If you’ve been injured and find yourself in the middle of a personal injury lawsuit, chances are you’ve heard the term reasonable care used along with the concept of negligence, like two pieces of the same puzzle.
But what is reasonable care, and how does it relate to negligence?
The Duty of Reasonable Care
Reasonable care is a duty that an ordinarily prudent and rational person would use in a circumstance similar to yours, and lack of reasonable care is a test used to determine negligence in a personal injury case.
Although nobody is perfect and accidents happen, what separates an ordinary accident from an act of negligence is the standard of care required in a certain situation.
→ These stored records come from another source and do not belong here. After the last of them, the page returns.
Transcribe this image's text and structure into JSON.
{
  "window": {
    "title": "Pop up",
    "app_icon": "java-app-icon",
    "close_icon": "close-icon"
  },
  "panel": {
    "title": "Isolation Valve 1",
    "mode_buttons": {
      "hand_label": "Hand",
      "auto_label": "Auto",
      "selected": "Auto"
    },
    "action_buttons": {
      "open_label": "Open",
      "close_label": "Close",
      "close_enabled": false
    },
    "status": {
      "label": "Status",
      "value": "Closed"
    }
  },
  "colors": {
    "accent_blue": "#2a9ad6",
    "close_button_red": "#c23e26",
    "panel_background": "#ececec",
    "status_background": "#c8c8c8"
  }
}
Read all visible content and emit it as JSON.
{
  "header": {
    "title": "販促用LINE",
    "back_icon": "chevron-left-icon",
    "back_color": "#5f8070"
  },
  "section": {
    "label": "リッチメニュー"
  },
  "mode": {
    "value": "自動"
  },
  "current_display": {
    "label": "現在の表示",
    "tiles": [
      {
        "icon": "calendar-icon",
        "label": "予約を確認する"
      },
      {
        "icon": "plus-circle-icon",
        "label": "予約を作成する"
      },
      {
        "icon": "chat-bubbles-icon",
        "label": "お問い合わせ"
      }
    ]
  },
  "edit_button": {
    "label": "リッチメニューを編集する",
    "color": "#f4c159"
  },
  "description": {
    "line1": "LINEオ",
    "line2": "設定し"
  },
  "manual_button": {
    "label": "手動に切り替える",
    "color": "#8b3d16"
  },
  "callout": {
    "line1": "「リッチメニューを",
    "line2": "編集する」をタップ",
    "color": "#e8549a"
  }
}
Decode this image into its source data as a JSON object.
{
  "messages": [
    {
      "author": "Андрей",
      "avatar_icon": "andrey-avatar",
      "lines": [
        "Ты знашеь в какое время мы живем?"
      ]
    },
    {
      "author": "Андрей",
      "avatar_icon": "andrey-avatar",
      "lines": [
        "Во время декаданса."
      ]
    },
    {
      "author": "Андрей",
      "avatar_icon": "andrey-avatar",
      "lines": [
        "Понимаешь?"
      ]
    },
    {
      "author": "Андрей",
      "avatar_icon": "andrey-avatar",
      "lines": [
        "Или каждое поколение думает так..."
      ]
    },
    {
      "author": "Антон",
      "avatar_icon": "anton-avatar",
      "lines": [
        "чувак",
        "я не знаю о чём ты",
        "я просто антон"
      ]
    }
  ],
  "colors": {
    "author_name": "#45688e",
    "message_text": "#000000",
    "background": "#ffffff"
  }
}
When someone fails to act according to the proper standard of care for a given situation, they may be found liable for any resulting injuries.
Regarding a car accident, a motorist is required to exercise the same care that a reasonable person would in the same situation: obey traffic laws; pay attention to the road, pedestrians, and other drivers; and refrain from driving while under the influence of alcohol or drugs.
If a motorist is aware of the posted speed limit but chooses to disregard it by speeding and subsequently strikes a pedestrian in a crosswalk, he would be considered negligent because a reasonable person would obey the posted speed limits and know that a pedestrian in a crosswalk has the right-of-way.
The Reasonable Person
The reasonable person standard is based on a fictional being: the “reasonable person.” It is an ideal that focuses on how an ordinary person with average caution would act in similar circumstances. The reasonable person test is an objective one that does not take into account the specific abilities of a defendant, so even a person who possesses low intelligence or is frequently careless will be held to the same standard as a more careful person of higher intelligence.
A jury usually decides whether a defendant has acted as a reasonable person would have, and typically considers the defendant’s conduct in light of what he actually knows, has experienced, or believes. A jury also considers the knowledge that should be common for everyone in a particular community.
What About Kids and the Disabled?
A child is understandably not expected to act as a reasonable adult would act, and courts hold children to a modified reasonable person standard. Under this standard, the actions of a child are compared with the conduct of other children of comparable age, experience, and intelligence, although some courts may apply the adult standard to children who engage in specific adult activities.
A person with a disability is held to the same standard of care that an ordinary reasonable person would assume if he suffered from that same disability, and physical handicaps and limitations are treated as part of the circumstances under which a reasonable person is expected to act. Courts do not hold a person with a mental disability subject to any special standard. They are held to the reasonable prudent person standard, except when the occurrence of mental illness is sudden and unforeseen.
Generally speaking, people can avoid being found negligent by exercising common sense and caution, and taking the appropriate (reasonable) steps to prevent accidents and injuries.
Image by Mike Kniec